● **WORK ITEM**
Identify the lines in the data below that contain "JSON" and give only how many there are.

::: EXCERPTED RECORDS

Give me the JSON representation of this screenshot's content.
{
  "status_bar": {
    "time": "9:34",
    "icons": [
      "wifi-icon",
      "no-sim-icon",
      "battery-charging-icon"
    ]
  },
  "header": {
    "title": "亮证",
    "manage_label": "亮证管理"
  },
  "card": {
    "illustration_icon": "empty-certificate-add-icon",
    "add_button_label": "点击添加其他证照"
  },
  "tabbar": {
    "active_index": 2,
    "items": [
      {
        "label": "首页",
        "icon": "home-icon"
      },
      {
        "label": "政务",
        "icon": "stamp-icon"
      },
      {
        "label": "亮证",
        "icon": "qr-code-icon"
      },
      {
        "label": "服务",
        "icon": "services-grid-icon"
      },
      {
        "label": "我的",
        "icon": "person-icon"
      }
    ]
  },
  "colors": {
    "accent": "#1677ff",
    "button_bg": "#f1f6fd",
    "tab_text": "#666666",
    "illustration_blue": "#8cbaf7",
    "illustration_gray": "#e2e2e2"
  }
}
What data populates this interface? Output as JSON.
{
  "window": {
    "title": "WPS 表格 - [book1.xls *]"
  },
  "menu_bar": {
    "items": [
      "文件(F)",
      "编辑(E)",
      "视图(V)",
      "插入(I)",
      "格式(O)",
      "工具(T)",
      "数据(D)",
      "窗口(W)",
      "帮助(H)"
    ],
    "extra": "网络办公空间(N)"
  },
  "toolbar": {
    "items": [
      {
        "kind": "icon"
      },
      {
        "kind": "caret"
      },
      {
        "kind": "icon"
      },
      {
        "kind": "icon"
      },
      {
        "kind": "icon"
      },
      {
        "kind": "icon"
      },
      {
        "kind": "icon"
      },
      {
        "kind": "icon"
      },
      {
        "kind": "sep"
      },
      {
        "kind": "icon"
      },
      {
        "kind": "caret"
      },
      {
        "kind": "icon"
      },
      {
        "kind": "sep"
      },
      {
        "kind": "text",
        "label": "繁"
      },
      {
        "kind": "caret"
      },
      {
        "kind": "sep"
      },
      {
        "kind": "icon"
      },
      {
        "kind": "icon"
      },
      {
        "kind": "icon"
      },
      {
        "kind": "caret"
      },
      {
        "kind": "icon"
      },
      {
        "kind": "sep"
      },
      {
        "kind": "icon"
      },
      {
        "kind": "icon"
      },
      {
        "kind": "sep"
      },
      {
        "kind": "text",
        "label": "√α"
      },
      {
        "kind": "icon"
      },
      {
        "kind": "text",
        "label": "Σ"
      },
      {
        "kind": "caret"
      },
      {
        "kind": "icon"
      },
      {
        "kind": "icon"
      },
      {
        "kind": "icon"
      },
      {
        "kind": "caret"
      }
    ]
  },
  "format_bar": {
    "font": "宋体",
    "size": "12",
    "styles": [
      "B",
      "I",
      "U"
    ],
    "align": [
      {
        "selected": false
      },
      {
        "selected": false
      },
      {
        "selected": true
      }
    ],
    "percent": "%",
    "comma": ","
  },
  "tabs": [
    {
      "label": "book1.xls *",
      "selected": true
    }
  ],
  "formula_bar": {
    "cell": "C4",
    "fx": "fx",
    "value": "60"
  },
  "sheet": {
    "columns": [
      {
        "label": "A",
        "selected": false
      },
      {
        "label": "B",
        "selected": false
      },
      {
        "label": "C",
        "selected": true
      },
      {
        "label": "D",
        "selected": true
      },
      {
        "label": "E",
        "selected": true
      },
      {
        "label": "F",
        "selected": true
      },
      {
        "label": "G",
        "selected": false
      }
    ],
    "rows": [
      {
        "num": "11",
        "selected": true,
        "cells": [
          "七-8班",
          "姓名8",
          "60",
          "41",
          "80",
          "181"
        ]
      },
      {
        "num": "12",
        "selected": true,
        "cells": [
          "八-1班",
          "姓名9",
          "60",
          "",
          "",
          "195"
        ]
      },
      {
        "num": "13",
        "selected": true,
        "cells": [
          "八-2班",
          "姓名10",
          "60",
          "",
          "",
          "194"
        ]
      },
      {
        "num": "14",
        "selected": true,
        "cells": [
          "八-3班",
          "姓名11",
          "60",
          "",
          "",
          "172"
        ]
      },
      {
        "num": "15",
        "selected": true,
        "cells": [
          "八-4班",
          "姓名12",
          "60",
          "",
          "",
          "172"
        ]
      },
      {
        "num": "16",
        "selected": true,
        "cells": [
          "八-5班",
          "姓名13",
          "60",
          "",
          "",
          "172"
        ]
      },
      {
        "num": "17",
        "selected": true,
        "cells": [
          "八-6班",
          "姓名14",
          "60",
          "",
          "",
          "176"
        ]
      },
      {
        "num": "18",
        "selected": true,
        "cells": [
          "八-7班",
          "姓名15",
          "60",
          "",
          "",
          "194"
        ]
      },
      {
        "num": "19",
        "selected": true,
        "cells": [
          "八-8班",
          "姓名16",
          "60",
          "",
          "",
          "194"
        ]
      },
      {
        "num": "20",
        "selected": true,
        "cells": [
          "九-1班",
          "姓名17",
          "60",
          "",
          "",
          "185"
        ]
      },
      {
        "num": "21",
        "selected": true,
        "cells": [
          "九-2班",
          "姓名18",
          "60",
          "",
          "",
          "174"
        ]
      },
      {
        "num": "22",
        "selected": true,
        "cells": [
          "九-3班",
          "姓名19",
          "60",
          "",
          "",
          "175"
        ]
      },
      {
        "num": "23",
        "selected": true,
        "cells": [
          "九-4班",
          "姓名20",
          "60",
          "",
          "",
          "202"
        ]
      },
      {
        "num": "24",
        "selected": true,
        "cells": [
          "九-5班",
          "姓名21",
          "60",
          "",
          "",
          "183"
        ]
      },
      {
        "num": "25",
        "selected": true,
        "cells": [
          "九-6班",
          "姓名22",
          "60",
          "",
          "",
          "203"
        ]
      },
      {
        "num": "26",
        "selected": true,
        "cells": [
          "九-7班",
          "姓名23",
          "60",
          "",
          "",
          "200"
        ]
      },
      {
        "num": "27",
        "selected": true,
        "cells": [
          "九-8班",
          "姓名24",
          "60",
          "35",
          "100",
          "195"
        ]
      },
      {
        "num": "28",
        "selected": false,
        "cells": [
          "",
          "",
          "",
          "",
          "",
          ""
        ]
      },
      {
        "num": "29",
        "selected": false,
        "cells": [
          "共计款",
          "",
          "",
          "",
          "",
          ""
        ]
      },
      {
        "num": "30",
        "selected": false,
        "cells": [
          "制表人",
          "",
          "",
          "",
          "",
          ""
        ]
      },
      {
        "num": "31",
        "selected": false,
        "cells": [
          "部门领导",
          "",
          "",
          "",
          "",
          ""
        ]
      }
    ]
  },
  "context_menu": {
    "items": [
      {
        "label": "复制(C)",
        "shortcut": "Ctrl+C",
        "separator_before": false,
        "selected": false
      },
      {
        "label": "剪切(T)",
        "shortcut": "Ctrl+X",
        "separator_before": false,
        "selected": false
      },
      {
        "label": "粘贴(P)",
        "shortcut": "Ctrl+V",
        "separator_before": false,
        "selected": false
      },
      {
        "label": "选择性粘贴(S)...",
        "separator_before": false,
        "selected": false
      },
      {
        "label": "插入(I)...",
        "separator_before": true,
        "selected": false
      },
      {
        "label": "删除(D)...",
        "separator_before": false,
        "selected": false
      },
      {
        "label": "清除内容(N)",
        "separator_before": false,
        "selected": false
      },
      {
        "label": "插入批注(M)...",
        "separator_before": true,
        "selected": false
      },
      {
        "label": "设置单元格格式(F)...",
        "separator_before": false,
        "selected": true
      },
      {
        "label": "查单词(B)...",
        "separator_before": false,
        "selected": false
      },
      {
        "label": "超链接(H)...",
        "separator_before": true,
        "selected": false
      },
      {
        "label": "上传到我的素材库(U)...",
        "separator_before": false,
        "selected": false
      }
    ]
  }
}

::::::

● **EXPECTED ANSWER**
2